(Theorem 1.37);
a continuous function maps compact sets to compact sets
(Lemma 1.39);
a continuous realvalued function on a compact topological
space attains maximum and minimum values on that space
(Proposition 1.41);
a compact subset of a Hausdorff space is closed
(Corollary 1.43);
a continuous bijection from a compact topological space
to a Hausdorff space is a homeomorphism
(Theorem 1.45);
a continuous surjection from a compact topological space
to a Hausdorff space is an identification map
(Proposition 1.46).
The lecture concluded with a proof of the
Lebesgue Lemma (Lemma 1.47).
The Lebesgue Lemma was then applied to prove that any
continuous function from a compact metric space to
a metric space is uniformly continuous
(see
Theorem 1.48).

Lecture 7 (January 30, 2017)

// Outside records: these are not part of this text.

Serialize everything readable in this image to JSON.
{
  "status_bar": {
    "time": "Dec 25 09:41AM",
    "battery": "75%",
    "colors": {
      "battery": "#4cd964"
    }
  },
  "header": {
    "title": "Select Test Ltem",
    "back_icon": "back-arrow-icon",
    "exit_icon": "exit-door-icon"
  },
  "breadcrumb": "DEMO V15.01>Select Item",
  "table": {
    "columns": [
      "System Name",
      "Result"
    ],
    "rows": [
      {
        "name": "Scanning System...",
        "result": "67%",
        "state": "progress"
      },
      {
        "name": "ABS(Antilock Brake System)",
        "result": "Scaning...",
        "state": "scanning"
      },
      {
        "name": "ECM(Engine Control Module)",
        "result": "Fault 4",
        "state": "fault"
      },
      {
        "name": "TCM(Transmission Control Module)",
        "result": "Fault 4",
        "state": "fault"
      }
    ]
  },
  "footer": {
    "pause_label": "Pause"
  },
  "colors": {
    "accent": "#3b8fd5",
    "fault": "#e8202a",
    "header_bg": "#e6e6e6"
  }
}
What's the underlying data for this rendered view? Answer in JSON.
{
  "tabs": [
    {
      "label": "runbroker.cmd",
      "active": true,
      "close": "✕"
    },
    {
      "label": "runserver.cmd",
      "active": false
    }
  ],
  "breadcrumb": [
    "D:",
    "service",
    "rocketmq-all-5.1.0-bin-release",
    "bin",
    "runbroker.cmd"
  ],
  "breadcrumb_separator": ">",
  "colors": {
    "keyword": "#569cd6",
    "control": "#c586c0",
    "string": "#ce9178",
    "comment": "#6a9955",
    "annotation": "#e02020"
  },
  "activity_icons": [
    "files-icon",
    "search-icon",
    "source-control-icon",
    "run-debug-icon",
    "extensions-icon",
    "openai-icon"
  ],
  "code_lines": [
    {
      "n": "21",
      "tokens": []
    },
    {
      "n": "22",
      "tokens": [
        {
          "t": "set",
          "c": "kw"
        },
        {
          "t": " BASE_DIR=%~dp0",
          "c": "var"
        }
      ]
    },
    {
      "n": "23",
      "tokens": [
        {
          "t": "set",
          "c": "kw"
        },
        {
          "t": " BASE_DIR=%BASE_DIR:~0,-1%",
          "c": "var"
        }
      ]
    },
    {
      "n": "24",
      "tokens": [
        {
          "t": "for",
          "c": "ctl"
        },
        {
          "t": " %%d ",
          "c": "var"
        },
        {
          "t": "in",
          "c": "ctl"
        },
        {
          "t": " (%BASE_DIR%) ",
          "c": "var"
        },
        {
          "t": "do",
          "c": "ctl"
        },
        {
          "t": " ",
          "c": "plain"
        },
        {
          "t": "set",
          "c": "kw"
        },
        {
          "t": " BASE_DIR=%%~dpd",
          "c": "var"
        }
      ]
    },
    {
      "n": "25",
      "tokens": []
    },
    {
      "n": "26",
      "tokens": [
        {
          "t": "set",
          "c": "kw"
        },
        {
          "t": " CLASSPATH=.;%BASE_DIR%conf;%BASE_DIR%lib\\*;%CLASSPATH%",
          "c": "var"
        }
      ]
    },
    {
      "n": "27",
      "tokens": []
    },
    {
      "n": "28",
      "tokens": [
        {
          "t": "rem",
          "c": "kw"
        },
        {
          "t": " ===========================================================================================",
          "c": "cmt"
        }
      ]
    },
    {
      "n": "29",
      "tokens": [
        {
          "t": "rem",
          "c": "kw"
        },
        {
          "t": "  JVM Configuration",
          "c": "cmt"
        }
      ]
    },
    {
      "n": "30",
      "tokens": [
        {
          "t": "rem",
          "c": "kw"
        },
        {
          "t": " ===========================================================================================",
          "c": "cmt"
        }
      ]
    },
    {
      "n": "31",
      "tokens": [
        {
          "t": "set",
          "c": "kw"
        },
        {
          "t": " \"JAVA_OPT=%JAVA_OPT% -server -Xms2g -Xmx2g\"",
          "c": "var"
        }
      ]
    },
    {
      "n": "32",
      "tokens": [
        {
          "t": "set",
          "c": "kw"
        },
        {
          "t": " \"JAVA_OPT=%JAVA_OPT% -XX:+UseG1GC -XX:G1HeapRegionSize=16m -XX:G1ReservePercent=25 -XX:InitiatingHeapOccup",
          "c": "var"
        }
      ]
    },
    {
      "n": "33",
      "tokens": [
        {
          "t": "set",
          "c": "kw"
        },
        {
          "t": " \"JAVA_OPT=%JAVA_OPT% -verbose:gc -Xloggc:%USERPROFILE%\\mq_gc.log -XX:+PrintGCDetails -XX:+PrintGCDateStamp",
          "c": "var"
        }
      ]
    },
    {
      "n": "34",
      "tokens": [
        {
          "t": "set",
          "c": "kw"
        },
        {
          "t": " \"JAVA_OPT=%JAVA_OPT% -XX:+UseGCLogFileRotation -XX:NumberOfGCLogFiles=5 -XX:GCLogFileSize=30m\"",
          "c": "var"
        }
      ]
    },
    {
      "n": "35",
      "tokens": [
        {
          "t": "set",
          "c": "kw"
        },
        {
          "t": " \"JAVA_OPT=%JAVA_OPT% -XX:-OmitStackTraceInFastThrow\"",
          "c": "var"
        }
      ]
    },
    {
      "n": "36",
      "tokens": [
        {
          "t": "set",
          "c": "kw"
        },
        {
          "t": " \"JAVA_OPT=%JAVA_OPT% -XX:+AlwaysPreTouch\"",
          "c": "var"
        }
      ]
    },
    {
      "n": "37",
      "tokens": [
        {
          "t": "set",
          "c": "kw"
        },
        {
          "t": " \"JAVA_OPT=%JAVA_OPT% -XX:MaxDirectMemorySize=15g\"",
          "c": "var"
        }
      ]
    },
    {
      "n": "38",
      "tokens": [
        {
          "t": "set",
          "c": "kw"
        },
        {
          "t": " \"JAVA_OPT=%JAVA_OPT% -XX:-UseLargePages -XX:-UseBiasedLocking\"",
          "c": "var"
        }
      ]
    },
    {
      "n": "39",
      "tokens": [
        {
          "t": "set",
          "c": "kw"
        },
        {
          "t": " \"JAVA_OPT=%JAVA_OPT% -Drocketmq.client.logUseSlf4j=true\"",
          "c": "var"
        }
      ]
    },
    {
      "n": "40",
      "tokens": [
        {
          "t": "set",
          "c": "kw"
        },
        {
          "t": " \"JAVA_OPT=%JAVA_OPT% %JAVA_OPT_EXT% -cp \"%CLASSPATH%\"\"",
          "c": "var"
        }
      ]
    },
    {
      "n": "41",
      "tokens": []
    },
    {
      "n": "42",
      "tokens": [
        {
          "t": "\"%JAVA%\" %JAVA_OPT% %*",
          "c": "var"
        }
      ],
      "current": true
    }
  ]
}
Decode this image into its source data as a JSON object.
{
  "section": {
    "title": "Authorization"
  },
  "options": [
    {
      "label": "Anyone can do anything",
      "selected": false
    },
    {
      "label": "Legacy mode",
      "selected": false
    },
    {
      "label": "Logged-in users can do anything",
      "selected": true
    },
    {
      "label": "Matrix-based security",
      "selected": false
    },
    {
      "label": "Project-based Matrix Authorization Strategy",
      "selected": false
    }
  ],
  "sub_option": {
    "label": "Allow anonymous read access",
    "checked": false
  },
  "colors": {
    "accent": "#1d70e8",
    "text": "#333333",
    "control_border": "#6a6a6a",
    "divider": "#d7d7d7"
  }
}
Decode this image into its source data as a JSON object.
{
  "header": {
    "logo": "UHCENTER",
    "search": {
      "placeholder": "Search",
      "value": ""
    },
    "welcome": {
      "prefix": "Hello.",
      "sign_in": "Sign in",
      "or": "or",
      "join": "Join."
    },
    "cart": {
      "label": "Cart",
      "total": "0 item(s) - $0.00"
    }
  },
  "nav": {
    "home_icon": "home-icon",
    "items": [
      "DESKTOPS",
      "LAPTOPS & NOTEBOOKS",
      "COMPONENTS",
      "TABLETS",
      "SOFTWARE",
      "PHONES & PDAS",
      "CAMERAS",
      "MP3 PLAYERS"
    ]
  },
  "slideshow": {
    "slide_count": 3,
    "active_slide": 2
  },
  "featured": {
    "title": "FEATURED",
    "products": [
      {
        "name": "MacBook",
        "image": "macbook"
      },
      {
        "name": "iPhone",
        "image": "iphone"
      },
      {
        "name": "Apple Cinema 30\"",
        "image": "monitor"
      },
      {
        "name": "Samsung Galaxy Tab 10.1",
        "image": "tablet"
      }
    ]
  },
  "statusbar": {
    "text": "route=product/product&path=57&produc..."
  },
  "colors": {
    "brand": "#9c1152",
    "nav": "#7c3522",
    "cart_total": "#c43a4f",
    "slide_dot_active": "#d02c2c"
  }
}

The lecture began by discussing some results included
in the lecture notes for Lecture 4 that had not been
covered on January 23.
The pointwise definition of continuity for functions between
topological spaces was shown to be consistent with the
standard definition for functions between metric spaces
(see
Proposition 1.25).
The lecture also discussed
homeomorphisms
between topological spaces.
The lecture then proceeded with a discussion of products
of compact topological spaces. It was shown that
the product of a finite number of compact topological spaces
is compact
(Theorem 1.49).
Various previous results were then combined to show that
a subset of ℝ^{n} is compact if and only
if it is both closed and bounded
(Theorem 1.50).
Lecture 7 (January 30, 2017)

Lecture 8 (February 2, 2017)

This lecture reviewed the definition and
basic properties of connectedness.
The following standard results were obtained:
a topological space is connected if and only if every
continuous function mapping that space to the set of integers
is constant
(Corollary 1.56);
intervals in the real line are connected
(Theorem 1.57);
every continuous integervalued function defined on an
interval in the real line is constant
(Corollary 1.58);
the closure of a connected set is connected
(Lemma 1.60);
continuous functions map connected sets to connected sets
(Lemma 1.61);
the product of two connected topological spaces is connected
(Lemma 1.62).
It was shown that any topological space can be expressed
as the disjoint union of its connected components
(Proposition 1.63).

Lecture 9 (February 3, 2017)
 The lecture introduced the notion of
pathconnectedness, and proved that
every pathconnected topological space is connected
(Proposition 1.64).
The lecture included an
example
of a connected topological space that is not pathconnected.
The lecture continued with definitions of
locally connected
and
locally pathconnected
topological spaces. It was shown that all connected,
locally pathconnected topological spaces are
pathconnected
(Proposition 1.66).
The definition of a
contractible
topological space was given, and it was shown that
all contractible topological spaces are pathconnected
(Lemma 1.69).
The
Comb Space
was discussed. This is an example of a subset of the
plane that is contractible but not locally connected.
Winding Numbers of Closed Curves in the Plane

Lecture 10 (February 6, 2017)

Lecture 11 (February 9, 2017)

Lecture 12 (February 10, 2017)
The Fundamental Group of a Topological Space

Lecture 13 (February 13, 2017)

Lecture 14 (February 16, 2017)

Lecture 15 (February 17, 2017)
Covering Maps

Lecture 16 (February 20, 2017)

Lecture 17 (February 23, 2017)

Lecture 18 (February 24, 2017)
Free Discontinuous Group Actions on Topological Spaces

Lecture 19 (March 6, 2017)

Lecture 20 (March 9, 2017)

Lecture 21 (March 10, 2017)
Back to D.R. Wilkins: MA342R
Back to D.R. Wilkins: Lecture Notes
Dr. David R. Wilkins,
School of Mathematics,
Trinity College Dublin.